Work to be completed: Among the entries that follow, find every line with the word "footer" and copy it.

____________________

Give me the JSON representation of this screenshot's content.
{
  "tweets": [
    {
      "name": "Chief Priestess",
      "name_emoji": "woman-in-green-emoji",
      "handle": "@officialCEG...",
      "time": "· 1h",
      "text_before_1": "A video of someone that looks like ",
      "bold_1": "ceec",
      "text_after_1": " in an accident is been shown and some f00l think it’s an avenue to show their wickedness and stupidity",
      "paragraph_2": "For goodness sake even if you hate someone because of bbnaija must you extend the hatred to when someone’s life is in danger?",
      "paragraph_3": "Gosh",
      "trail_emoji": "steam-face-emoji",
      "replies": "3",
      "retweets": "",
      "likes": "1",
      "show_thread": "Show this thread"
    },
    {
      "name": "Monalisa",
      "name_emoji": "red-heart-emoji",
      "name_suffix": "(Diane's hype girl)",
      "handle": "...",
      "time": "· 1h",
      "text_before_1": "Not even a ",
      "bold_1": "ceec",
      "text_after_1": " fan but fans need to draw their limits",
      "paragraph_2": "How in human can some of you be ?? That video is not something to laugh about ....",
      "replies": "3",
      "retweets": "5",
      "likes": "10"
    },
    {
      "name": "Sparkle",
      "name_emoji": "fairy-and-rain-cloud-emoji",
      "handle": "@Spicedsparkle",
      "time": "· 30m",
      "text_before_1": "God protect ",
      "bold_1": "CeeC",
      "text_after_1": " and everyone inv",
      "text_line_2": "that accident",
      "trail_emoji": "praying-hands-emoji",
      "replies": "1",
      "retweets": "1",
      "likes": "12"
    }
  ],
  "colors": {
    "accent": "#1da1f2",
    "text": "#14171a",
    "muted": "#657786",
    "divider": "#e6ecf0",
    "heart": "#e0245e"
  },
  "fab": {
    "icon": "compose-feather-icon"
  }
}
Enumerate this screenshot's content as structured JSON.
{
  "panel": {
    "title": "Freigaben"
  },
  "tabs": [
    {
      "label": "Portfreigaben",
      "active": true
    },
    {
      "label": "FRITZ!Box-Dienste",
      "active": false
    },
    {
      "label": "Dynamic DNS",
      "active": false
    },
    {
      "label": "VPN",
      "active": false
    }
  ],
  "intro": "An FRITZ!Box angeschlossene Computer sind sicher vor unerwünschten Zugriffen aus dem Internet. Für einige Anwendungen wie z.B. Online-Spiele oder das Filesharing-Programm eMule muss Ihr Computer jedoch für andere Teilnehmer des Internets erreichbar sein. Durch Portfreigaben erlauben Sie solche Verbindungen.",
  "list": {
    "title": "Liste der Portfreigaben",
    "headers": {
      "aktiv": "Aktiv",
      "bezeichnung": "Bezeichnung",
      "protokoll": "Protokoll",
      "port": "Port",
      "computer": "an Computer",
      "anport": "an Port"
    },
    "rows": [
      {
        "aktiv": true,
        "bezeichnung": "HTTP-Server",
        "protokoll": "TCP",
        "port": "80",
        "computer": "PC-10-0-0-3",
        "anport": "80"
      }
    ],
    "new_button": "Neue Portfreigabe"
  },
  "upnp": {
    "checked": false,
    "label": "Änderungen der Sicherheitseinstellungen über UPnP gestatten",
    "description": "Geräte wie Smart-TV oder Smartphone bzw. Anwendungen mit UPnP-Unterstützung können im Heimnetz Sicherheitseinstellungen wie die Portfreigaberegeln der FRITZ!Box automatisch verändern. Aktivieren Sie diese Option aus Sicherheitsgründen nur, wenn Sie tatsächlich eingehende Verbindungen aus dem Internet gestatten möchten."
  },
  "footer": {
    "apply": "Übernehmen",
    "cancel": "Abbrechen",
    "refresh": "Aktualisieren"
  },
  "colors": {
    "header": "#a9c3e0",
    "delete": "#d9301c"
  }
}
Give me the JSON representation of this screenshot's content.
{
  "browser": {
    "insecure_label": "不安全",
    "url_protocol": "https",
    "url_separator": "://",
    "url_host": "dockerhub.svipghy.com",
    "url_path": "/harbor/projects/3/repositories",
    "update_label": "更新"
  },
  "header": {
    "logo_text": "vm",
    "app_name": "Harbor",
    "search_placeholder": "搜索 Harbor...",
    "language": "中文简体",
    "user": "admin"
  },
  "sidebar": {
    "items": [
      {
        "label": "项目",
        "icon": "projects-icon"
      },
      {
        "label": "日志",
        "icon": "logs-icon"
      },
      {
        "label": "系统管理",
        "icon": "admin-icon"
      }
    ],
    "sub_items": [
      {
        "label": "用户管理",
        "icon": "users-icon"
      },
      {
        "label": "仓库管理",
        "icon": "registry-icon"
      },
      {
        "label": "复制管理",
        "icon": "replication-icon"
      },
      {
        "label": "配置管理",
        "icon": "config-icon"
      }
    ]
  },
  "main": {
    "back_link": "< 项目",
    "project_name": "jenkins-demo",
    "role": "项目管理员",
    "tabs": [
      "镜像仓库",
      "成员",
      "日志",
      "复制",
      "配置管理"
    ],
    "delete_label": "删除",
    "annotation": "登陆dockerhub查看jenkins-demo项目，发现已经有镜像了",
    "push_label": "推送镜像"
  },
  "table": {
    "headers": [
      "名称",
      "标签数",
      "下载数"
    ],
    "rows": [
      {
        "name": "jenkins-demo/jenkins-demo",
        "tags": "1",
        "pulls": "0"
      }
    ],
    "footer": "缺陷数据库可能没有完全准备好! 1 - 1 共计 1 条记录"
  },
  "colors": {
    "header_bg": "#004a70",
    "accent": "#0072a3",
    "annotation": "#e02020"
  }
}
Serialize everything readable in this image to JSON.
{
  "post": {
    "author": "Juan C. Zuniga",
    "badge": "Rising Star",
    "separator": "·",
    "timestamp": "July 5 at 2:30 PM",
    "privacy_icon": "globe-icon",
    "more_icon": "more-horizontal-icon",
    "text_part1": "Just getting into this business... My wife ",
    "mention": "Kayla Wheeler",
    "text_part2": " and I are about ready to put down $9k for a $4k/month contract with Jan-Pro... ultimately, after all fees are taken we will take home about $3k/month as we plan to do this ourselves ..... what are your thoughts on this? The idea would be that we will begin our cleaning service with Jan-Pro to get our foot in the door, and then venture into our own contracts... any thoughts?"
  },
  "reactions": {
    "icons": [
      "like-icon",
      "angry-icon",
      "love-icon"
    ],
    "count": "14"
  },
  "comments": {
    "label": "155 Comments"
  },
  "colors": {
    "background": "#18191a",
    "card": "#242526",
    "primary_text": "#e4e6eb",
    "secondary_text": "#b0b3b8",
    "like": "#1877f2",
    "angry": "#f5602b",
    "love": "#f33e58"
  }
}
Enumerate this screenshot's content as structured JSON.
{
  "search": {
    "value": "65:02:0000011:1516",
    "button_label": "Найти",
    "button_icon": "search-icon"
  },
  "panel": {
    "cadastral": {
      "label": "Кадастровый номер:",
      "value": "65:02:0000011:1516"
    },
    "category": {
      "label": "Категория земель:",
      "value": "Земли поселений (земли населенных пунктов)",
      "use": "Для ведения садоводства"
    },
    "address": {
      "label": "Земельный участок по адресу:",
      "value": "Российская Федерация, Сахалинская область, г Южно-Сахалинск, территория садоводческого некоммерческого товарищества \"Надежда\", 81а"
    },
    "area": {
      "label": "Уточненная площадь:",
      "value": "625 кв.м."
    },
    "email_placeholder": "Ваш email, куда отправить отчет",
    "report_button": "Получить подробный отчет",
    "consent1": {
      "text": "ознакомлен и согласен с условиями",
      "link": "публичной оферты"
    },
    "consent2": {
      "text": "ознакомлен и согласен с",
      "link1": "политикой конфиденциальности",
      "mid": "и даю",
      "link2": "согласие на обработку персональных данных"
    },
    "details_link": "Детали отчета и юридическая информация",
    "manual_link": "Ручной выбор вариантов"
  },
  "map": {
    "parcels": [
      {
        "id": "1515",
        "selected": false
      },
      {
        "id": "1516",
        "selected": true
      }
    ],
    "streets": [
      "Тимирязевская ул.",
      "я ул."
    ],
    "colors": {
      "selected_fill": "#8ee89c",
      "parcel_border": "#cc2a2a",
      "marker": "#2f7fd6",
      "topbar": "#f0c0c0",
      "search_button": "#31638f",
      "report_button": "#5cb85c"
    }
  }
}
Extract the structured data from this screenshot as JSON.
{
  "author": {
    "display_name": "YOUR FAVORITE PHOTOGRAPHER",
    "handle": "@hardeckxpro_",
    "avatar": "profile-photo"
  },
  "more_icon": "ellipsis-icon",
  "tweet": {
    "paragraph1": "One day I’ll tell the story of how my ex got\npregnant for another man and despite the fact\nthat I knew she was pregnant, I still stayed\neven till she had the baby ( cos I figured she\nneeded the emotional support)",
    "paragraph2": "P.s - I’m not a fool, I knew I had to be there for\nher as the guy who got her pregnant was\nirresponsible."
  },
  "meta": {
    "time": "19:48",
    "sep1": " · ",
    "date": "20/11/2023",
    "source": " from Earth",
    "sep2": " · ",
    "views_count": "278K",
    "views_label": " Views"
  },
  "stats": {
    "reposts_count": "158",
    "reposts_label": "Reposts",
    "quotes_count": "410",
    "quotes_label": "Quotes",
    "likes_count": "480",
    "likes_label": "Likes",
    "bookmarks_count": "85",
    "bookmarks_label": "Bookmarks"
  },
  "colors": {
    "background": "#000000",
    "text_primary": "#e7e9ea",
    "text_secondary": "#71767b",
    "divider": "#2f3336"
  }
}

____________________

Response below:
  "footer": {
    "footer": "缺陷数据库可能没有完全准备好! 1 - 1 共计 1 条记录"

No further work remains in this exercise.